The carrier posted a $2.4 billion loss excluding special items, slightly less the $2.6 billion it lost on that basis in the second quarter but a bit above analysts’ forecasts. Its net loss of $1.8 billion also exceeded the previous quarter’s loss.
“Even though the negative impact of Covid-19 will persist in the near term, we are now focused on positioning the airline for a strong recovery that will allow United to bring our furloughed employees back to work and emerge as the global leader in aviation,” said CEO Scott Kirby.
Smaller cash burn
United said it trimmed the amount of cash it is burning through to a daily average of $25 million in the third quarter, down from $40 million per day in the second quarter.
The company was able to stem that cash drain because 9,000 employees took offers to leave the company voluntarily, and United reached deals with several of its unions to reduce labor costs and lower the number of involuntary furloughs.
Overall the company’s revenue tumbled 78% — less than the 87% drop in the second quarter.
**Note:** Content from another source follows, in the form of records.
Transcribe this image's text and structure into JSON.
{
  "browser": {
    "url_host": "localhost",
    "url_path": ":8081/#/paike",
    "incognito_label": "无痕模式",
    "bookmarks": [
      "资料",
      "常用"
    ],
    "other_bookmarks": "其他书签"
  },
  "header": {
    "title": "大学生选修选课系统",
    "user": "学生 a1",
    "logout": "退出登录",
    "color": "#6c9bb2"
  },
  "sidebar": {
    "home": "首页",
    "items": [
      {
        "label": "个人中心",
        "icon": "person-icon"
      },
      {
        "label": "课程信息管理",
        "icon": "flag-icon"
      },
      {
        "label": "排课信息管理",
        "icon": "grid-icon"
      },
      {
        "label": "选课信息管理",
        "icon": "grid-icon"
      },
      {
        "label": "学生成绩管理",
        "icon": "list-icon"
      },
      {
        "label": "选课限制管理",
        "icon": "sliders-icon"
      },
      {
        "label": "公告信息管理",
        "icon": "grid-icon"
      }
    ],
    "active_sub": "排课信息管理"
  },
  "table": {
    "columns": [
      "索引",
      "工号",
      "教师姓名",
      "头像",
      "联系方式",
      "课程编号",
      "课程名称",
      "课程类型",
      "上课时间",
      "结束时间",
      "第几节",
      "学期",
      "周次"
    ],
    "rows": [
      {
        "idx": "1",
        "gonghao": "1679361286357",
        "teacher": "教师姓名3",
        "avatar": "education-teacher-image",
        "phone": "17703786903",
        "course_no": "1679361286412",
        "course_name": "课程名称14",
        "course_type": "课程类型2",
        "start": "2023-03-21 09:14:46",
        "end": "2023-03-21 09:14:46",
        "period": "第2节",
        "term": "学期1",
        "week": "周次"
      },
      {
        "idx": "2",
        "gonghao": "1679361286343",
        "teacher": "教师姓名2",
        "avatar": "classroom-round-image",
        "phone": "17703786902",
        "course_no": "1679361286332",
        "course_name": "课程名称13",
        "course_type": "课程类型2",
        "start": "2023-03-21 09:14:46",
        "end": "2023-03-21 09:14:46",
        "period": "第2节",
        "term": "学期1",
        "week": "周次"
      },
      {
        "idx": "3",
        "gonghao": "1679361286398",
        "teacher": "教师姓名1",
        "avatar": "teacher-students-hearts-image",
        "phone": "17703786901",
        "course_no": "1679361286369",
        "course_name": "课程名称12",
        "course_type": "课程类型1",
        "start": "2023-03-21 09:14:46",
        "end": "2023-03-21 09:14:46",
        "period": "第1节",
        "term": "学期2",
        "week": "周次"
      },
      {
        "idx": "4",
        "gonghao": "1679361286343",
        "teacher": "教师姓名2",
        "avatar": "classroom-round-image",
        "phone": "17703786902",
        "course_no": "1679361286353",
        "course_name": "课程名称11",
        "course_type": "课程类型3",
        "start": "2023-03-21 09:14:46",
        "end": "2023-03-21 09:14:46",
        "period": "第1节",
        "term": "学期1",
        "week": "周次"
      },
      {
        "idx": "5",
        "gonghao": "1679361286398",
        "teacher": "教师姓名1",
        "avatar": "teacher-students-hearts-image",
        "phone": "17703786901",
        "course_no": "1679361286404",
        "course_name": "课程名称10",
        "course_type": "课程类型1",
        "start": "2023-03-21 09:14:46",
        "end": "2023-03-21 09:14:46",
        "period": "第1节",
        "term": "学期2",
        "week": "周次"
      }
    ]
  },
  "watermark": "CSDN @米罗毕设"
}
United’s revenue collected from passengers, when adjusted for its 70% reduction in capacity, fell only 47%, which it said should be the smallest drop of any major US airline in that closely watched financial measure. Delta reported a 55% drop in that reading.